> > >
> > >> regardless, mixed content is not as uncommon or unexpected as many
> > >> people think. It is not an accident. It is not bad form. It is not
> > >> something to be avoided. It is the very natural way to express many
> > >> extremely common constructs when modeling information, including
> > >> so-called data-oriented applications (as if any information content were
> > >> not data).
> > >
> > > Well said!
> > >
> > > Unfortunately, most people tend to exclude any mixed content from
> > > data-oriented applications ...
> > How do you think a data binding app should handle mixed content?
> Some data binding applications do already support mixed content (IMO,
> it's mostly a matter of defining that support as a requirement!).
> Examples that come to mind are Amara
> (http://uche.ogbuji.net/tech/4Suite/amara/) but also XMLBeans (see
Yes, as Eric points out, mixed content is a non-issue with the right
tools, and I've written my Amara data binding for Python to handle it
quite smoothly. My overall thoughts on this thread, including an
example of Amara's mixed content handling, in this entry:
Uche Ogbuji Fourthought, Inc.
Use CSS to display XML, part 2 - http://www-128.ibm.com/developerworks/edu/x-dw-x-xmlcss2-i.html
XML Output with 4Suite & Amara - http://www.xml.com/pub/a/2005/04/20/py-xml.html

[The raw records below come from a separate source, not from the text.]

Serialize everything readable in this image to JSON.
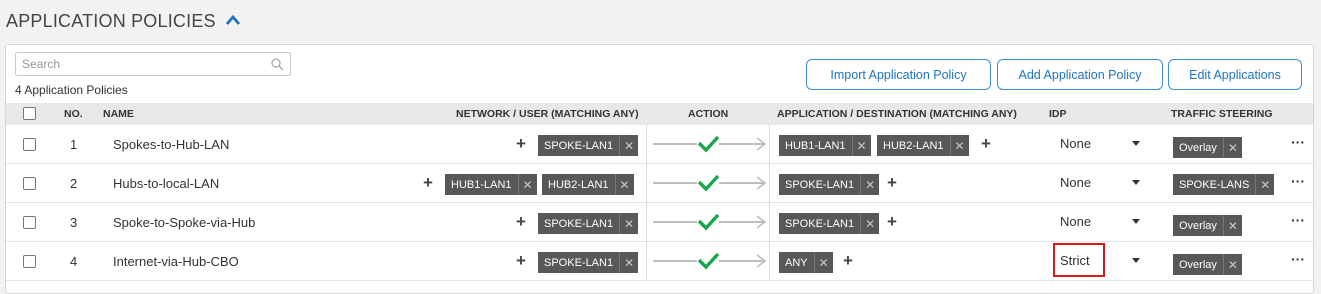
{
  "section": {
    "title": "APPLICATION POLICIES"
  },
  "search": {
    "placeholder": "Search"
  },
  "summary": {
    "count_text": "4 Application Policies"
  },
  "buttons": {
    "import": "Import Application Policy",
    "add": "Add Application Policy",
    "edit": "Edit Applications"
  },
  "columns": {
    "no": "NO.",
    "name": "NAME",
    "network": "NETWORK / USER (MATCHING ANY)",
    "action": "ACTION",
    "application": "APPLICATION / DESTINATION (MATCHING ANY)",
    "idp": "IDP",
    "steering": "TRAFFIC STEERING"
  },
  "rows": [
    {
      "no": "1",
      "name": "Spokes-to-Hub-LAN",
      "network": [
        "SPOKE-LAN1"
      ],
      "apps": [
        "HUB1-LAN1",
        "HUB2-LAN1"
      ],
      "idp": "None",
      "steering": "Overlay"
    },
    {
      "no": "2",
      "name": "Hubs-to-local-LAN",
      "network": [
        "HUB1-LAN1",
        "HUB2-LAN1"
      ],
      "apps": [
        "SPOKE-LAN1"
      ],
      "idp": "None",
      "steering": "SPOKE-LANS"
    },
    {
      "no": "3",
      "name": "Spoke-to-Spoke-via-Hub",
      "network": [
        "SPOKE-LAN1"
      ],
      "apps": [
        "SPOKE-LAN1"
      ],
      "idp": "None",
      "steering": "Overlay"
    },
    {
      "no": "4",
      "name": "Internet-via-Hub-CBO",
      "network": [
        "SPOKE-LAN1"
      ],
      "apps": [
        "ANY"
      ],
      "idp": "Strict",
      "steering": "Overlay"
    }
  ],
  "colors": {
    "accent": "#1e73be",
    "tag_bg": "#585858",
    "check": "#1aa64a",
    "highlight": "#d6181f"
  },
  "icons": {
    "collapse": "chevron-up-icon",
    "search": "search-icon",
    "remove": "close-icon",
    "add": "plus-icon",
    "allow": "check-icon",
    "more": "more-icon"
  }
}
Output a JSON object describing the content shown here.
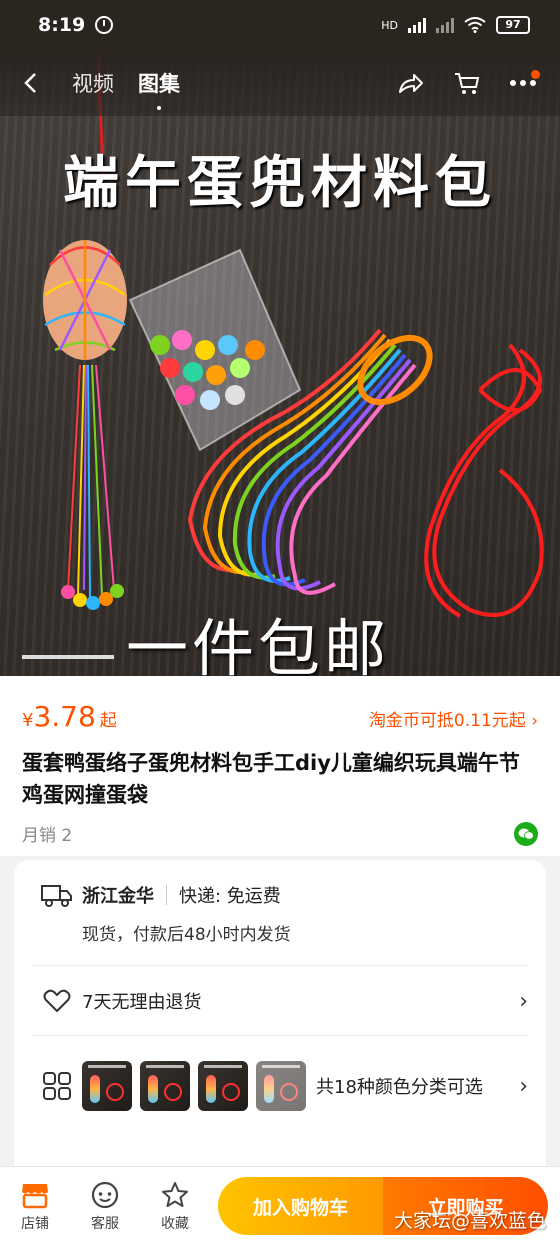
{
  "status_bar": {
    "time": "8:19",
    "network": "HD",
    "battery": "97"
  },
  "nav": {
    "tabs": [
      {
        "label": "视频"
      },
      {
        "label": "图集"
      }
    ],
    "active_tab": "图集"
  },
  "hero": {
    "title": "端午蛋兜材料包",
    "subtitle": "一件包邮"
  },
  "product": {
    "price_symbol": "¥",
    "price": "3.78",
    "price_suffix": "起",
    "coupon": "淘金币可抵0.11元起",
    "title": "蛋套鸭蛋络子蛋兜材料包手工diy儿童编织玩具端午节鸡蛋网撞蛋袋",
    "sales": "月销 2"
  },
  "service": {
    "ship_from": "浙江金华",
    "delivery": "快递: 免运费",
    "dispatch": "现货，付款后48小时内发货",
    "returns": "7天无理由退货",
    "colors_text": "共18种颜色分类可选"
  },
  "bottom_bar": {
    "shop": "店铺",
    "service": "客服",
    "favorite": "收藏",
    "add_to_cart": "加入购物车",
    "buy_now": "立即购买"
  },
  "watermark": "大家坛@喜欢蓝色",
  "colors": {
    "accent": "#ff5000",
    "cart_gradient": "#ffc400",
    "buy_gradient": "#ff4e00",
    "wechat": "#1aad19"
  },
  "icons": [
    "back-icon",
    "share-icon",
    "cart-icon",
    "more-icon",
    "wechat-icon",
    "truck-icon",
    "heart-icon",
    "sku-grid-icon",
    "shop-icon",
    "service-icon",
    "star-icon"
  ]
}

Use XSLT to prepare XML for import into OpenOffice Calc - http://www.ibm.com/developerworks/xml/library/x-oocalc/
Schema standardization for top-down semantic transparency - http://www-128.ibm.com/developerworks/xml/library/x-think31.html